Insula stroke: the weird and the worrisome.
Raghu ALB., Parker T., van Wyk A., Green AL.
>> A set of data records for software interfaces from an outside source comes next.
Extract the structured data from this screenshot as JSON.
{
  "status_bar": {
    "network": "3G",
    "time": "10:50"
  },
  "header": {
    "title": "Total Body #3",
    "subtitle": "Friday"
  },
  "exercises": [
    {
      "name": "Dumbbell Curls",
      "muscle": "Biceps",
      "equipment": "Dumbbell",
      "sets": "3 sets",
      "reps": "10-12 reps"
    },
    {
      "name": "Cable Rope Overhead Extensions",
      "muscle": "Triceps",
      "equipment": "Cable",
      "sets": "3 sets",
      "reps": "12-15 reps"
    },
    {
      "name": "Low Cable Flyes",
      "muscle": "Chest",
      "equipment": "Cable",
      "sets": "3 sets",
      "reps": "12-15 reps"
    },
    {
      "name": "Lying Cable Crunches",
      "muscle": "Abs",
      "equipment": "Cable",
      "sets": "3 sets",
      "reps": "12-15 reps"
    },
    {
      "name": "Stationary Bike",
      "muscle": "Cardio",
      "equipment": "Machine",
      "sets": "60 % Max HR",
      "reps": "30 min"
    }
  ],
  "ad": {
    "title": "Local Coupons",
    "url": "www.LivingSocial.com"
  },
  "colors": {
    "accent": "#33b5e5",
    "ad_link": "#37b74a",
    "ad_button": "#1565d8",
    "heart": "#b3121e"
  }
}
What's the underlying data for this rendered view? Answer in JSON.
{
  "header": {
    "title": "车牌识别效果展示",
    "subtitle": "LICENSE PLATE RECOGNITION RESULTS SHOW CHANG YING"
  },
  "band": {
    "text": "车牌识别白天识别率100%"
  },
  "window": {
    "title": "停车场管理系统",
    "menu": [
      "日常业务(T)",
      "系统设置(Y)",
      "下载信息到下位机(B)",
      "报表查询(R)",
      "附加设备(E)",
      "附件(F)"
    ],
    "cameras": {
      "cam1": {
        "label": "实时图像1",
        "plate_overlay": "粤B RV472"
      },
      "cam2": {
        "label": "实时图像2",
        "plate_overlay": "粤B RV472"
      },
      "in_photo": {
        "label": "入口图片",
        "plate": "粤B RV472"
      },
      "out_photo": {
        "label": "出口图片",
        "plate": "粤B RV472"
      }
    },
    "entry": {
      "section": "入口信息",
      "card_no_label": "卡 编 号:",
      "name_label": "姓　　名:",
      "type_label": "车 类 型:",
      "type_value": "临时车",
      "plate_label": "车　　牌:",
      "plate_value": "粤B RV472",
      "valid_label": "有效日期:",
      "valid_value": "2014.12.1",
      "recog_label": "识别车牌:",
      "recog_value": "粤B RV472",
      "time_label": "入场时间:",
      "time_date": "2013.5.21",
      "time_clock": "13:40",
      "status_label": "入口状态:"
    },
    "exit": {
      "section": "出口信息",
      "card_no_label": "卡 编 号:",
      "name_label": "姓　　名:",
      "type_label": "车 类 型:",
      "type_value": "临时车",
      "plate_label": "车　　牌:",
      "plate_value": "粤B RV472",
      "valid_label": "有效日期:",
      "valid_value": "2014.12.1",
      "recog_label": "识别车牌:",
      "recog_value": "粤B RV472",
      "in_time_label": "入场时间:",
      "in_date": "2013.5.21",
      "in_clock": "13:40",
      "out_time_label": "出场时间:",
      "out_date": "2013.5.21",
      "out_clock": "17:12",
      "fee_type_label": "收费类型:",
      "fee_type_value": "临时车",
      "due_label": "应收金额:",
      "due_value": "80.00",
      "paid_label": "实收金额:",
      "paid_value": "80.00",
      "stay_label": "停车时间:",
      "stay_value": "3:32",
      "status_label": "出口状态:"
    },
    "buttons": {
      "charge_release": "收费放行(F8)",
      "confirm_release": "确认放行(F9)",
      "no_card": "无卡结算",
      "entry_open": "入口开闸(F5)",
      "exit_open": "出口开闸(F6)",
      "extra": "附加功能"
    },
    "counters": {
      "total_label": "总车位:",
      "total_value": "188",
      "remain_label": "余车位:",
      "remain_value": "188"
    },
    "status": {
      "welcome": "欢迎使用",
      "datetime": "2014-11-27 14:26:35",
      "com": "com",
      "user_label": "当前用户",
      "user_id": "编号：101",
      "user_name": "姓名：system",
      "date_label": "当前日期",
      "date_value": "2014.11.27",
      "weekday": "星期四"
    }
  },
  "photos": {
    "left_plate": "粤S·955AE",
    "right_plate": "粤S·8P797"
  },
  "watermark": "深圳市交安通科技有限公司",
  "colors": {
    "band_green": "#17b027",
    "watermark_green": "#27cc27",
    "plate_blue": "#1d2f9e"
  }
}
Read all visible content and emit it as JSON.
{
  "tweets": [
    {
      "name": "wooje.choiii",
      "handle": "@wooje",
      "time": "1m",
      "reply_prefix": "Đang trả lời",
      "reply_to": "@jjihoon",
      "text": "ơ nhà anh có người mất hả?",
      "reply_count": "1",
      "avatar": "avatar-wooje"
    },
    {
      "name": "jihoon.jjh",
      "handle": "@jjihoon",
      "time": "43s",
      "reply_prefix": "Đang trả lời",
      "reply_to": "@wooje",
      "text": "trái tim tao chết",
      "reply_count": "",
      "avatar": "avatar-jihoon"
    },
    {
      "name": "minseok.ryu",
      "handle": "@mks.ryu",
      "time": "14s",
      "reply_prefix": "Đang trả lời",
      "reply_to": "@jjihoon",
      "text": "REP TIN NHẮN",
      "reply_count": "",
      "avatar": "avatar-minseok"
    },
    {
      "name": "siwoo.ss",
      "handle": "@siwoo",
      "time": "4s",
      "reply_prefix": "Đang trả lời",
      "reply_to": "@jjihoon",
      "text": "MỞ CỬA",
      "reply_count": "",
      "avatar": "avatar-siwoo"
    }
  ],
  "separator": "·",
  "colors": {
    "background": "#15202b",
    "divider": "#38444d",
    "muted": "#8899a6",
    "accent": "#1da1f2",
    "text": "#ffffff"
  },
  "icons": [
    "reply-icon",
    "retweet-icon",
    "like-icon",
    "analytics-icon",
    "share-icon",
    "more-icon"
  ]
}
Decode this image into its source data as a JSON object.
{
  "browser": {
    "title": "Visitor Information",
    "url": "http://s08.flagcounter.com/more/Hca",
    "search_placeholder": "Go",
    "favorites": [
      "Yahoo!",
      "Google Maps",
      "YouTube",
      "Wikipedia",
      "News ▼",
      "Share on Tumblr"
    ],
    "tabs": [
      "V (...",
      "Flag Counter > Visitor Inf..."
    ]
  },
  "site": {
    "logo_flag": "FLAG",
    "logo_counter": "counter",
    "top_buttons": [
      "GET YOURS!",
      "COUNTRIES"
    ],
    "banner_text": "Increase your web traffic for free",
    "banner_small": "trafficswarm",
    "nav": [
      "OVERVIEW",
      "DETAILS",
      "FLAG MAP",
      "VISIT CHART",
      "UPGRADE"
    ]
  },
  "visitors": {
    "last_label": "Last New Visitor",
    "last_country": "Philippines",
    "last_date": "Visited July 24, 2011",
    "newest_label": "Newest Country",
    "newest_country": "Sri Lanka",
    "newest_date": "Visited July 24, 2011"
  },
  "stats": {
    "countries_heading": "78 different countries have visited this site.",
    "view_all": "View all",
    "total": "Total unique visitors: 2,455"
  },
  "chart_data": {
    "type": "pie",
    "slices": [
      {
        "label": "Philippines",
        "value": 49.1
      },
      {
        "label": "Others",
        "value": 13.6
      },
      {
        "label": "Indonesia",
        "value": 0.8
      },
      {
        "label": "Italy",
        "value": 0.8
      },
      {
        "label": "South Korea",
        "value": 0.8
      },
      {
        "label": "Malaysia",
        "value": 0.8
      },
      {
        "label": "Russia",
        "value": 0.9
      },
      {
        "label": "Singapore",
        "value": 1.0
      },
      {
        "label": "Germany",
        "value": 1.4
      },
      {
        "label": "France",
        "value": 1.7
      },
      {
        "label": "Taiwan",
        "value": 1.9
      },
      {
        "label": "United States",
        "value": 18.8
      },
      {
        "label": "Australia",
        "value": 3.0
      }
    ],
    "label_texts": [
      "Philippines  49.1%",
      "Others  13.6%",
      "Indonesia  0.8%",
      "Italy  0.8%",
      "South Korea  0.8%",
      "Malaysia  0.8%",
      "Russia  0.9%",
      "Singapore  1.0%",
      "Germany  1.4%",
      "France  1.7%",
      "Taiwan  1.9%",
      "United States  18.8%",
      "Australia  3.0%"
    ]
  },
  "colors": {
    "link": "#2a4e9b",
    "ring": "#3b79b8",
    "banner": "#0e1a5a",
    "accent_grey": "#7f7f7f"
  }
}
Infarction of the insula is a common scenario with large tissue-volume strokes in the middle cerebral artery territory. Considered to be part of the central autonomic network, infarction of this region is associated with autonomic disturbances, in particular cardiovascular dysregulation. Risk of aspiration following stroke is also associated with involvement of the insula, consistent with its purported participation in complex functions of the mouth and pharynx. Strokes restricted to the insula are rare and present with a broad range of symptoms that offer a window of insight into the diverse functionality of the insular cortex. Chemosensory, autonomic, vestibular, auditory, somatosensory, language and oropharyngeal functional deficits are all recognised, among others. Long-term sequelae are unknown but profound symptoms, such as hemiparesis, are usually transient. Understanding the patterns of dysfunction highlighted provides the basis for future strategies to optimise stroke management on the discovery of insula involvement.